I saw a piece on TV that featured a guy who puts up videos of himself doing splits in strange places in the world. He has millions of followers. So many that companies pay him millions of dollars to do his goofy acts with their product in his hands. (Does the equation really work: I see a guy do goofy stuff + I see the guy do goofy stuff holding a particular brand of mop = I buy the mop? Companies believe so, in great numbers, to enormous sums of investment.)
What amuses?/bemuses?/disturbs? me is that millions of people watch this guy and others who do similar stupid stuff. How did the first person find this guy? Why did so many others watch, and continue to watch? It does not seem a good use of time. It does not seem worthwhile.
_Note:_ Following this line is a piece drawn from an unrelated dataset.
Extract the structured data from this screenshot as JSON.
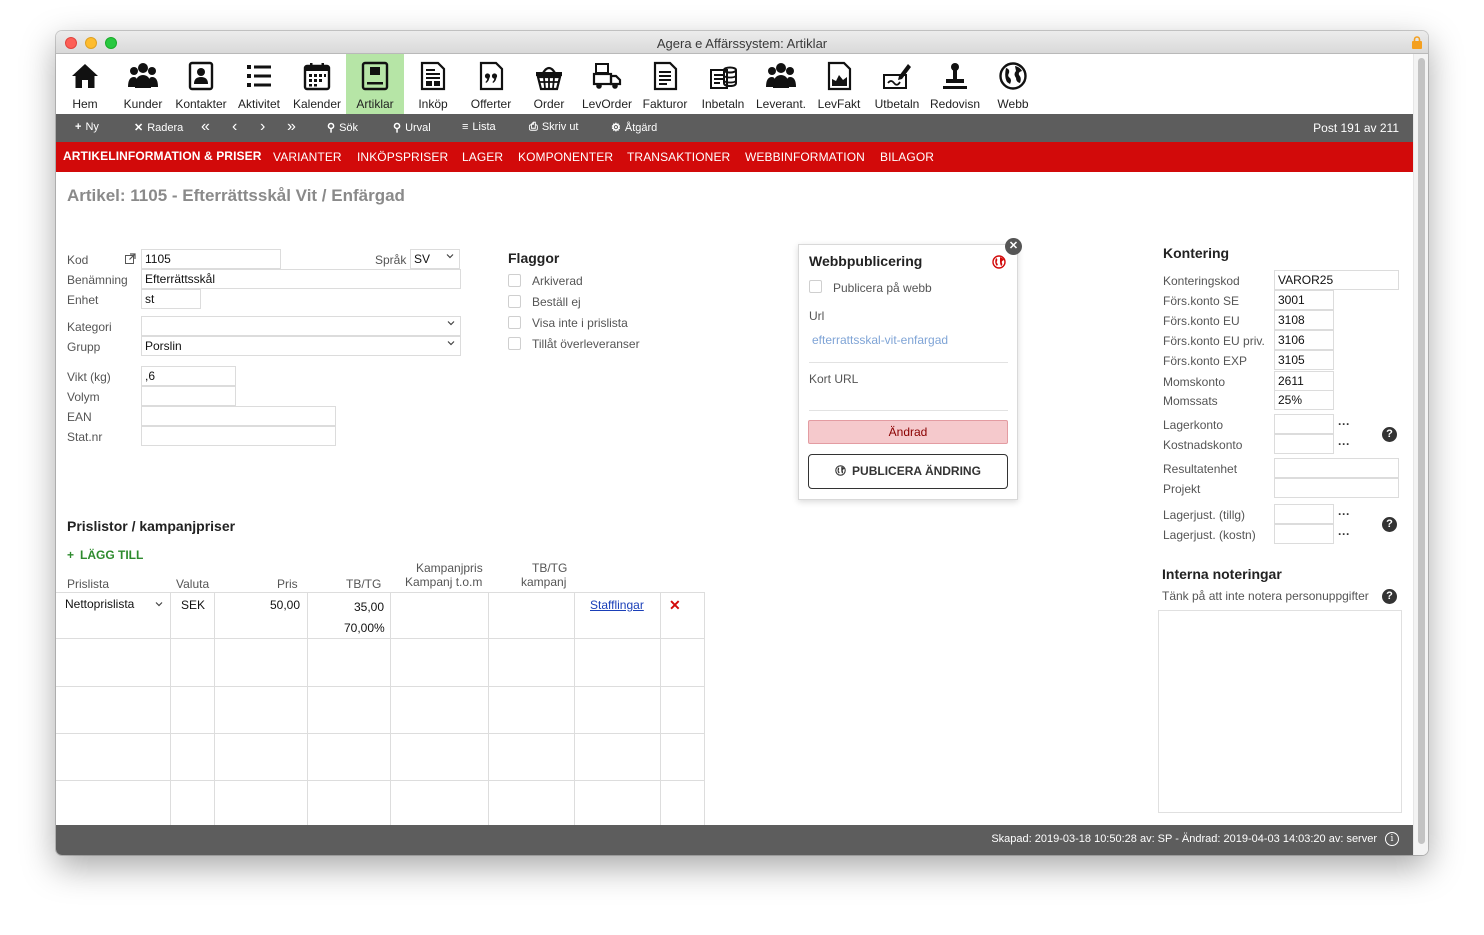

But I myself certainly waste a lot of time, things that are not worth the while. Perhaps on stuff the guy-doing-silly-stuff-watchers would find ridiculous. Perhaps they would find my blog posts a waste of time, both the writing them and the reading of them. And look at you! Taking the time to read it when you could be doing any number of other important or flagrantly unimportant things.
Hannah Arendt wrote, “Nothing and nobody exists in this world whose very being does not suppose a spectator. In other words, nothing that is, insofar as it appears, exists in the singular; everything that is is meant to be perceived by somebody…”
The Splitting Man needs me; I need him. I could not exist but for another, an other, wending his or her silly way through an encounter in the world that may include me. But if Splitting Man does not see me, but I have seen him, do I exist? If I’ve only seen him on TV, does he exist? What does he have to say to me? If he could speak to me, create me in the listening, what would he say? And would I buy it?